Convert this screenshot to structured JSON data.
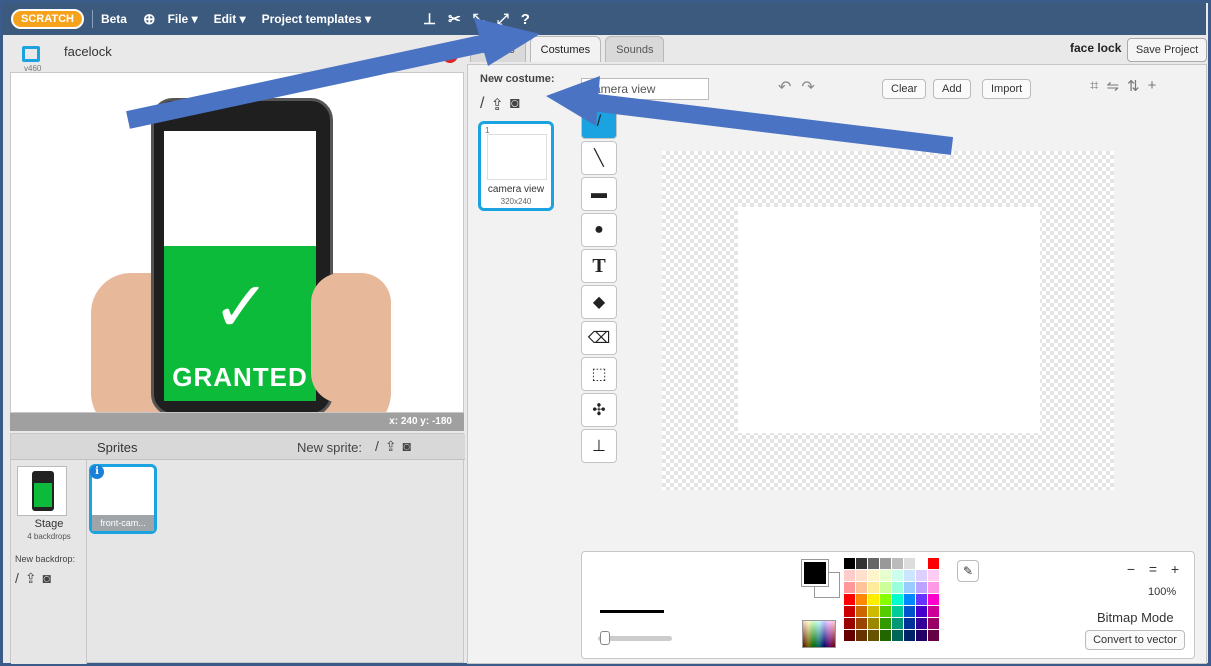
{
  "menubar": {
    "logo": "SCRATCH",
    "beta": "Beta",
    "file": "File ▾",
    "edit": "Edit ▾",
    "templates": "Project templates ▾"
  },
  "stage": {
    "title": "facelock",
    "version": "v460",
    "coords": "x: 240  y: -180",
    "granted_text": "GRANTED",
    "check_glyph": "✓"
  },
  "sprites": {
    "title": "Sprites",
    "new_sprite_label": "New sprite:",
    "stage_label": "Stage",
    "stage_sub": "4 backdrops",
    "new_backdrop_label": "New backdrop:",
    "sprite_name": "front-cam...",
    "info_glyph": "i"
  },
  "tabs": {
    "scripts": "Scripts",
    "costumes": "Costumes",
    "sounds": "Sounds"
  },
  "header": {
    "project_name": "face lock",
    "save_label": "Save Project"
  },
  "editor": {
    "new_costume_label": "New costume:",
    "costume_number": "1",
    "costume_name": "camera view",
    "costume_size": "320x240",
    "costume_name_value": "camera view",
    "clear_label": "Clear",
    "add_label": "Add",
    "import_label": "Import",
    "zoom_level": "100%",
    "mode_label": "Bitmap Mode",
    "convert_label": "Convert to vector"
  },
  "icons": {
    "tools": [
      "brush-icon",
      "line-icon",
      "rectangle-icon",
      "ellipse-icon",
      "text-icon",
      "fill-icon",
      "eraser-icon",
      "select-icon",
      "magic-select-icon",
      "stamp-icon"
    ]
  },
  "colors": {
    "menubar": "#3c5a7e",
    "accent": "#1aa3e0",
    "granted_green": "#0dbb3a",
    "annotation_arrow": "#4a73c4"
  }
}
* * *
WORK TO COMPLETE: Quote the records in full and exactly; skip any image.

TASK SOLUTION:
Convert this screenshot to structured JSON data.
{
  "menubar": {
    "logo": "SCRATCH",
    "beta": "Beta",
    "file": "File ▾",
    "edit": "Edit ▾",
    "templates": "Project templates ▾"
  },
  "stage": {
    "title": "facelock",
    "version": "v460",
    "coords": "x: 240  y: -180",
    "granted_text": "GRANTED",
    "check_glyph": "✓"
  },
  "sprites": {
    "title": "Sprites",
    "new_sprite_label": "New sprite:",
    "stage_label": "Stage",
    "stage_sub": "4 backdrops",
    "new_backdrop_label": "New backdrop:",
    "sprite_name": "front-cam...",
    "info_glyph": "i"
  },
  "tabs": {
    "scripts": "Scripts",
    "costumes": "Costumes",
    "sounds": "Sounds"
  },
  "header": {
    "project_name": "face lock",
    "save_label": "Save Project"
  },
  "editor": {
    "new_costume_label": "New costume:",
    "costume_number": "1",
    "costume_name": "camera view",
    "costume_size": "320x240",
    "costume_name_value": "camera view",
    "clear_label": "Clear",
    "add_label": "Add",
    "import_label": "Import",
    "zoom_level": "100%",
    "mode_label": "Bitmap Mode",
    "convert_label": "Convert to vector"
  },
  "icons": {
    "tools": [
      "brush-icon",
      "line-icon",
      "rectangle-icon",
      "ellipse-icon",
      "text-icon",
      "fill-icon",
      "eraser-icon",
      "select-icon",
      "magic-select-icon",
      "stamp-icon"
    ]
  },
  "colors": {
    "menubar": "#3c5a7e",
    "accent": "#1aa3e0",
    "granted_green": "#0dbb3a",
    "annotation_arrow": "#4a73c4"
  }
}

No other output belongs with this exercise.